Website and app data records
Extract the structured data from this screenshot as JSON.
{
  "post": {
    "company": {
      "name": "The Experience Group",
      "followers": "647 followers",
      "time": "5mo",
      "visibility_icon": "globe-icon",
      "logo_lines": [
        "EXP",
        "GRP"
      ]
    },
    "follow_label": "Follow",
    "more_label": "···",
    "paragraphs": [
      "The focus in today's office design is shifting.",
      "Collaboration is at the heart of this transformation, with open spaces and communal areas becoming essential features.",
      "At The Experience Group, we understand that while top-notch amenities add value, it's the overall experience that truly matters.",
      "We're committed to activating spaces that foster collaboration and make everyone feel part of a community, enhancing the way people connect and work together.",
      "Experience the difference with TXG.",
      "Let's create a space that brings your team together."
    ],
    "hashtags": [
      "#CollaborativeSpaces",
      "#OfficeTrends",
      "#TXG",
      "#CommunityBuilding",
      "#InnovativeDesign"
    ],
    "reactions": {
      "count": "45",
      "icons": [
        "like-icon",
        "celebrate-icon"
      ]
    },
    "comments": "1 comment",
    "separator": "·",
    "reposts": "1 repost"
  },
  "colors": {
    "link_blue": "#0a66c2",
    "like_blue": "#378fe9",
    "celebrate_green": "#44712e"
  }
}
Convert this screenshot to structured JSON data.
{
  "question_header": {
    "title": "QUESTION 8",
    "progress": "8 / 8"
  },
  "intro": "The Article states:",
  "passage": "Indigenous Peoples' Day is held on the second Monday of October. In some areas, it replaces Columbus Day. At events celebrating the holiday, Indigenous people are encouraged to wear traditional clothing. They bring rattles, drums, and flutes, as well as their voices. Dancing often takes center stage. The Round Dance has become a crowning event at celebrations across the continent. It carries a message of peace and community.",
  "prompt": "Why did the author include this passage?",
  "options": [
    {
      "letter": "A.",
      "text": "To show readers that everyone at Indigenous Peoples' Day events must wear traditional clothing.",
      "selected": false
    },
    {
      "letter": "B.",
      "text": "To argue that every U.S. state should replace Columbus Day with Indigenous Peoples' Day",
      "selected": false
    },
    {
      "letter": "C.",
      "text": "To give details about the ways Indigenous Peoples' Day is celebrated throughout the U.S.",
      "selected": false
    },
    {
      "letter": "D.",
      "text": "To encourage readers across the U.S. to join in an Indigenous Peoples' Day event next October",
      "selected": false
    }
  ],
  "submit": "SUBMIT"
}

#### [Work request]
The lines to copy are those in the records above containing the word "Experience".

#### [Problem solution]
      "name": "The Experience Group",
      "At The Experience Group, we understand that while top-notch amenities add value, it's the overall experience that truly matters.",
      "Experience the difference with TXG.",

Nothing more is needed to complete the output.